_Excerpted data_

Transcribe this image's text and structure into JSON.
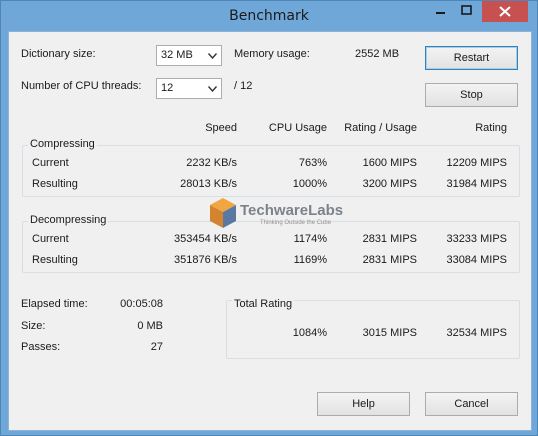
{
  "window": {
    "title": "Benchmark"
  },
  "settings": {
    "dictionary_label": "Dictionary size:",
    "dictionary_value": "32 MB",
    "threads_label": "Number of CPU threads:",
    "threads_value": "12",
    "threads_total": "/ 12",
    "memory_label": "Memory usage:",
    "memory_value": "2552 MB"
  },
  "buttons": {
    "restart": "Restart",
    "stop": "Stop",
    "help": "Help",
    "cancel": "Cancel"
  },
  "columns": {
    "speed": "Speed",
    "cpu": "CPU Usage",
    "rating_usage": "Rating / Usage",
    "rating": "Rating"
  },
  "compressing": {
    "title": "Compressing",
    "rows": [
      {
        "label": "Current",
        "speed": "2232 KB/s",
        "cpu": "763%",
        "rating_usage": "1600 MIPS",
        "rating": "12209 MIPS"
      },
      {
        "label": "Resulting",
        "speed": "28013 KB/s",
        "cpu": "1000%",
        "rating_usage": "3200 MIPS",
        "rating": "31984 MIPS"
      }
    ]
  },
  "decompressing": {
    "title": "Decompressing",
    "rows": [
      {
        "label": "Current",
        "speed": "353454 KB/s",
        "cpu": "1174%",
        "rating_usage": "2831 MIPS",
        "rating": "33233 MIPS"
      },
      {
        "label": "Resulting",
        "speed": "351876 KB/s",
        "cpu": "1169%",
        "rating_usage": "2831 MIPS",
        "rating": "33084 MIPS"
      }
    ]
  },
  "stats": {
    "elapsed_label": "Elapsed time:",
    "elapsed_value": "00:05:08",
    "size_label": "Size:",
    "size_value": "0 MB",
    "passes_label": "Passes:",
    "passes_value": "27"
  },
  "total": {
    "title": "Total Rating",
    "cpu": "1084%",
    "rating_usage": "3015 MIPS",
    "rating": "32534 MIPS"
  },
  "watermark": {
    "brand": "TechwareLabs",
    "tagline": "Thinking Outside the Cube"
  },
  "colors": {
    "frame": "#6ea7d8",
    "close_button": "#c75050",
    "dialog_bg": "#f0f0f0",
    "group_border": "#d5dfe5",
    "default_button_border": "#3c7fb1"
  },
  "icons": {
    "minimize": "minimize-icon",
    "maximize": "maximize-icon",
    "close": "close-icon",
    "dropdown": "chevron-down-icon"
  }
}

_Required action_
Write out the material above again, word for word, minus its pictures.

_Result of this exercise_
Transcribe this image's text and structure into JSON.
{
  "window": {
    "title": "Benchmark"
  },
  "settings": {
    "dictionary_label": "Dictionary size:",
    "dictionary_value": "32 MB",
    "threads_label": "Number of CPU threads:",
    "threads_value": "12",
    "threads_total": "/ 12",
    "memory_label": "Memory usage:",
    "memory_value": "2552 MB"
  },
  "buttons": {
    "restart": "Restart",
    "stop": "Stop",
    "help": "Help",
    "cancel": "Cancel"
  },
  "columns": {
    "speed": "Speed",
    "cpu": "CPU Usage",
    "rating_usage": "Rating / Usage",
    "rating": "Rating"
  },
  "compressing": {
    "title": "Compressing",
    "rows": [
      {
        "label": "Current",
        "speed": "2232 KB/s",
        "cpu": "763%",
        "rating_usage": "1600 MIPS",
        "rating": "12209 MIPS"
      },
      {
        "label": "Resulting",
        "speed": "28013 KB/s",
        "cpu": "1000%",
        "rating_usage": "3200 MIPS",
        "rating": "31984 MIPS"
      }
    ]
  },
  "decompressing": {
    "title": "Decompressing",
    "rows": [
      {
        "label": "Current",
        "speed": "353454 KB/s",
        "cpu": "1174%",
        "rating_usage": "2831 MIPS",
        "rating": "33233 MIPS"
      },
      {
        "label": "Resulting",
        "speed": "351876 KB/s",
        "cpu": "1169%",
        "rating_usage": "2831 MIPS",
        "rating": "33084 MIPS"
      }
    ]
  },
  "stats": {
    "elapsed_label": "Elapsed time:",
    "elapsed_value": "00:05:08",
    "size_label": "Size:",
    "size_value": "0 MB",
    "passes_label": "Passes:",
    "passes_value": "27"
  },
  "total": {
    "title": "Total Rating",
    "cpu": "1084%",
    "rating_usage": "3015 MIPS",
    "rating": "32534 MIPS"
  },
  "watermark": {
    "brand": "TechwareLabs",
    "tagline": "Thinking Outside the Cube"
  },
  "colors": {
    "frame": "#6ea7d8",
    "close_button": "#c75050",
    "dialog_bg": "#f0f0f0",
    "group_border": "#d5dfe5",
    "default_button_border": "#3c7fb1"
  },
  "icons": {
    "minimize": "minimize-icon",
    "maximize": "maximize-icon",
    "close": "close-icon",
    "dropdown": "chevron-down-icon"
  }
}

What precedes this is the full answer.